The SARS-CoV-2 Delta variant (B.1.617.2) was found to be associated with increased disease severity, increased viral load, and prolonged viral shedding compared with wild-type SARS-CoV-2, according to results of a retrospective cohort study published in Clinical Infectious Diseases. Findings also showed the COVID-19 vaccine to be protective against the Delta variant.

Investigators screened a cohort of patients with SARS-CoV-2 infection for variants of concern (VOC) who were admitted to the National Centre for Infectious Diseases (NCID) in Singapore. They included patients who were diagnosed with COVID-19 between December 20, 2020, when the Alpha (B.1.1.7) variant was first detected, and May 2021. The VOCs included in the analysis were Alpha, Beta (B.1.351), and Delta. The investigators performed whole genome sequencing among all patients with SARS-CoV-2 infection confirmed via polymerase chain reaction (PCR) testing with a cycle threshold (Ct) value of less than 30.

The investigators collected data from a second cohort of 846 consecutive patients admitted to the NCID for treatment of COVID-19 between January and April 2020. They compared outcomes of patients infected with a VOC in the national cohort with those with a VOC in the NCID cohort to better understand the relationship between COVID-19 variants, disease severity, and occurrence of viral shedding. Patients’ clinical data, laboratory results, and demographic information were included in the analysis. All patients received standard clinical management, with risk-stratification performed at the discretion of the treating physician.

The primary outcomes among patients in the national cohort and those in the NCID cohort were severe COVID-19 and development of pneumonia, respectively. Secondary outcomes were comparisons of viral PCR Ct values and duration of viral shedding among patients infected with a VOC. The investigators used a Ct value of greater than 30 as the cutoff for the end of an infectious period.

Among patients in the national cohort, 976 had COVID-19 with available DNA sequencing, of whom 829 (95%) were infected with a VOC: Alpha (20%), Beta (18%), and Delta (48%). The majority of patients infected with a VOC did not develop severe COVID-19.

After adjustment for age and sex, a multivariable logistic regression model showed that compared with patients who were not infected with a VOC, those infected with Delta had an increased risk for severe COVID-19, indicated by the need for supplemental oxygen, admission to an intensive care unit, or death (adjusted odds ratio [aOR], 4.90; 95% CI, 1.43-30.78).

Among patients in the NCID cohort, 157 were infected with a VOC: Alpha (7%), Beta (4%), and Delta (8%). Of note, the distribution of symptoms was similar among patients infected with a VOC vs those with wild-type virus.

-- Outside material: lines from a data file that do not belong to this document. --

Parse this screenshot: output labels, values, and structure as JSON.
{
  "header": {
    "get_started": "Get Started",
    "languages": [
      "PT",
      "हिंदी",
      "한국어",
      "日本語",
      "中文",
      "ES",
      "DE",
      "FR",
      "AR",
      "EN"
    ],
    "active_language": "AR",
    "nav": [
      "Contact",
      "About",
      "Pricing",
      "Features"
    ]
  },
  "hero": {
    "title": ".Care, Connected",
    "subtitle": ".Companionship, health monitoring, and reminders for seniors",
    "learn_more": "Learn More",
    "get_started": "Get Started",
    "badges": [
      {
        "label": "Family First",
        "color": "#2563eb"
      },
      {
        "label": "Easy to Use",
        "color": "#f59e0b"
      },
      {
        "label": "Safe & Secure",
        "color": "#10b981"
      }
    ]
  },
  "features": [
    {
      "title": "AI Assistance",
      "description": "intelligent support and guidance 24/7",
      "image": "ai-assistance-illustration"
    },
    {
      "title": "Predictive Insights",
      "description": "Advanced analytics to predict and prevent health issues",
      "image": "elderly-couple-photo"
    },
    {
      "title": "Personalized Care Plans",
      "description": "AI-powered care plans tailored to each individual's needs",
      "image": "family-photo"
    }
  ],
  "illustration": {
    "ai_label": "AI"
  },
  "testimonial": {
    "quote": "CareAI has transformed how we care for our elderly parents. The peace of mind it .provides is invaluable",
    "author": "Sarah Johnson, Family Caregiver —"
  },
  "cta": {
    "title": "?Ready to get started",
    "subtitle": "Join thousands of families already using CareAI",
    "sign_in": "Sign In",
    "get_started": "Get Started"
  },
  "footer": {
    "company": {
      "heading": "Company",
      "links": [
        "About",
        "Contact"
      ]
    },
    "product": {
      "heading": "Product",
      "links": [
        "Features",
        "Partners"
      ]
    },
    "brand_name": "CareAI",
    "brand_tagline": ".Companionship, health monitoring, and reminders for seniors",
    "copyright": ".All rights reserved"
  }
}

 After adjustment for age, sex, comorbidities, and vaccination status,  Patients infected with Delta were found to have an increased risk for pneumonia compared with those with wild-type virus, though the risk was not statistically significant (aOR, 1.88; 95% CI, 0.95-3.76); also, Alpha and Beta variants were significantly less likely to be associated with an increased risk for pneumonia. In addition, patients infected with the Delta variant also had a significantly increased risk for developing severe COVID-19 infection (aOR, 3.02; 95% CI, 1.41-6.32).

Patients infected with Delta had a significantly increased duration of positive PCR tests with a Ct value of less than 30. The estimated median duration from symptom onset to first confirmed Ct value greater than30 was increased among patients with Delta compared with those with either wild-type virus (P =.01) or Alpha (P =.029), but similar to those infected with Beta. No significant difference in the estimated duration from symptom onset to first Ct value greater than 30 was noted among patients with Alpha vs those with Beta.

Of the 18 patients in the NCID cohort previously vaccinated against SARS-CoV-2 who developed breakthrough infections, 17 had received the Pfizer-BioNTech or Moderna vaccine and 1 had received the Oxford-AstraZeneca vaccine. All 18 patients with breakthrough infections developed mild disease only.

The study was limited by its small sample size, inconsistent SARS-CoV-2 testing and treatment due to its retrospective design, and the limited ability to adjust for initially unrecognized confounders between the 2 cohorts.

Because of the association between the Delta variant and prolonged viral shedding the investigators noted their support for “rapid implementation of vaccination programs,” and for infection control policies to adapt the recommended “duration of isolation of [patients with SARS-CoV-2 infection].”

Disclosure: One author declared affiliations with biotech, pharmaceutical, and/or device companies. Please see the original reference for a full list of disclosures.


Ong SWX, Chiew CJ, Ang LW, et al. Clinical and virological features of SARS-CoV-2 variants of concern: a retrospective cohort study comparing B.1.1.7 (Alpha), B.1.315 (Beta), and B.1.617.2 (Delta). Clinical Infectious Diseases. Published online August 23, 2021. doi:10.1093/cid/ciab721